As a worker in Minnesota, you may be wondering if you have the right to make a claim for workers’ compensation. In most cases, your employer will be required to provide such coverage, but there are exceptions. According to The Office of the Revisor of Statutes, the most notable exceptions to the workers’ compensation requirement are those covered by the Federal Employers’ Liability Act. These are not the only exempt employer’s, though.
If you work on a family farm or in a family business, which is owned and operated by a family member and is a sole proprietorship, then you also have no automatic rights to coverage. Some executive officers of smaller companies and workers for veterans groups also are exempt. Independent contractors are another group without coverage rights. Employers of household workers earning below a certain amount may also not be required to provide insurance. Small limited liability companies and nonprofits paying less than $1000 in wages per year are often not required by law to provide coverage either. Finally, those who have coverage under the Domestic Volunteer Service Act of 1973 are not covered under workers’ compensation.
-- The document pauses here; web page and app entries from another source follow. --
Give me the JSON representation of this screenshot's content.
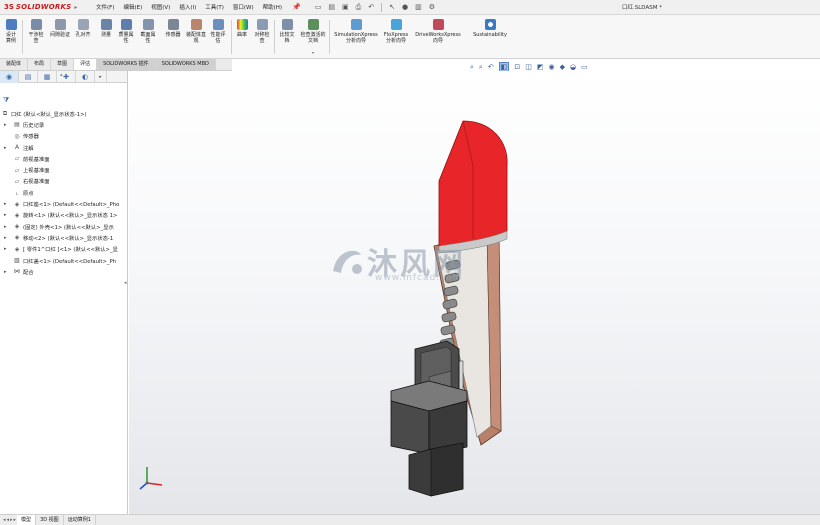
{
  "app": {
    "logo_ds": "3S",
    "logo_name": "SOLIDWORKS",
    "document_title": "口红.SLDASM *"
  },
  "menu": [
    "文件(F)",
    "编辑(E)",
    "视图(V)",
    "插入(I)",
    "工具(T)",
    "窗口(W)",
    "帮助(H)"
  ],
  "ribbon": {
    "buttons": [
      {
        "label": "设计算例",
        "icon": "design-study-icon"
      },
      {
        "label": "干涉检查",
        "icon": "interference-icon"
      },
      {
        "label": "间隙验证",
        "icon": "clearance-icon"
      },
      {
        "label": "孔对齐",
        "icon": "hole-align-icon"
      },
      {
        "label": "测量",
        "icon": "measure-icon"
      },
      {
        "label": "质量属性",
        "icon": "mass-props-icon"
      },
      {
        "label": "截面属性",
        "icon": "section-props-icon"
      },
      {
        "label": "传感器",
        "icon": "sensor-icon"
      },
      {
        "label": "装配体直观",
        "icon": "assembly-visual-icon"
      },
      {
        "label": "性能评估",
        "icon": "performance-icon"
      },
      {
        "label": "曲率",
        "icon": "curvature-icon"
      },
      {
        "label": "对称检查",
        "icon": "symmetry-icon"
      },
      {
        "label": "比较文档",
        "icon": "compare-icon"
      },
      {
        "label": "检查激活的文档",
        "icon": "check-doc-icon"
      },
      {
        "label": "SimulationXpress 分析向导",
        "icon": "simulation-icon"
      },
      {
        "label": "FloXpress 分析向导",
        "icon": "floxpress-icon"
      },
      {
        "label": "DriveWorksXpress 向导",
        "icon": "driveworks-icon"
      },
      {
        "label": "Sustainability",
        "icon": "sustainability-icon"
      }
    ]
  },
  "command_tabs": [
    "装配体",
    "布局",
    "草图",
    "评估",
    "SOLIDWORKS 插件",
    "SOLIDWORKS MBD"
  ],
  "active_command_tab": "评估",
  "feature_tree": [
    {
      "label": "口红  (默认<默认_显示状态-1>)",
      "icon": "assembly-icon",
      "expand": ""
    },
    {
      "label": "历史记录",
      "icon": "history-icon",
      "expand": "▸"
    },
    {
      "label": "传感器",
      "icon": "sensor-icon",
      "expand": ""
    },
    {
      "label": "注解",
      "icon": "annotation-icon",
      "expand": "▸"
    },
    {
      "label": "前视基准面",
      "icon": "plane-icon",
      "expand": ""
    },
    {
      "label": "上视基准面",
      "icon": "plane-icon",
      "expand": ""
    },
    {
      "label": "右视基准面",
      "icon": "plane-icon",
      "expand": ""
    },
    {
      "label": "原点",
      "icon": "origin-icon",
      "expand": ""
    },
    {
      "label": "口红座<1> (Default<<Default>_Pho",
      "icon": "part-icon",
      "expand": "▸"
    },
    {
      "label": "旋转<1> (默认<<默认>_显示状态 1>",
      "icon": "part-icon",
      "expand": "▸"
    },
    {
      "label": "(固定) 外壳<1> (默认<<默认>_显示",
      "icon": "part-icon",
      "expand": "▸"
    },
    {
      "label": "移动<2> (默认<<默认>_显示状态-1",
      "icon": "part-icon",
      "expand": "▸"
    },
    {
      "label": "[ 零件1^口红 ]<1> (默认<<默认>_显",
      "icon": "part-icon",
      "expand": "▸"
    },
    {
      "label": "口红盖<1> (Default<<Default>_Ph",
      "icon": "part-suppressed-icon",
      "expand": ""
    },
    {
      "label": "配合",
      "icon": "mates-icon",
      "expand": "▸"
    }
  ],
  "watermark": {
    "text": "沐风网",
    "url": "www.mfcad.com"
  },
  "bottom_tabs": [
    "模型",
    "3D 视图",
    "运动算例1"
  ],
  "active_bottom_tab": "模型",
  "colors": {
    "lipstick": "#e8262a",
    "case_dark": "#3d3d3d",
    "shell_copper": "#b27f6a",
    "spring": "#8a8a8a",
    "brand_red": "#cc1b1b"
  }
}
In some situations, work done out-of-state or by out-of-state workers within the state may not be subject to the state’s laws regarding this insurance coverage. It is important to note that even if an employer is not required to have workers’ compensation insurance under the law, he or she may still opt to provide it, so you should always check with your employer about the actual status of your coverage. This information is only intended to educate and should not be interpreted as legal advice.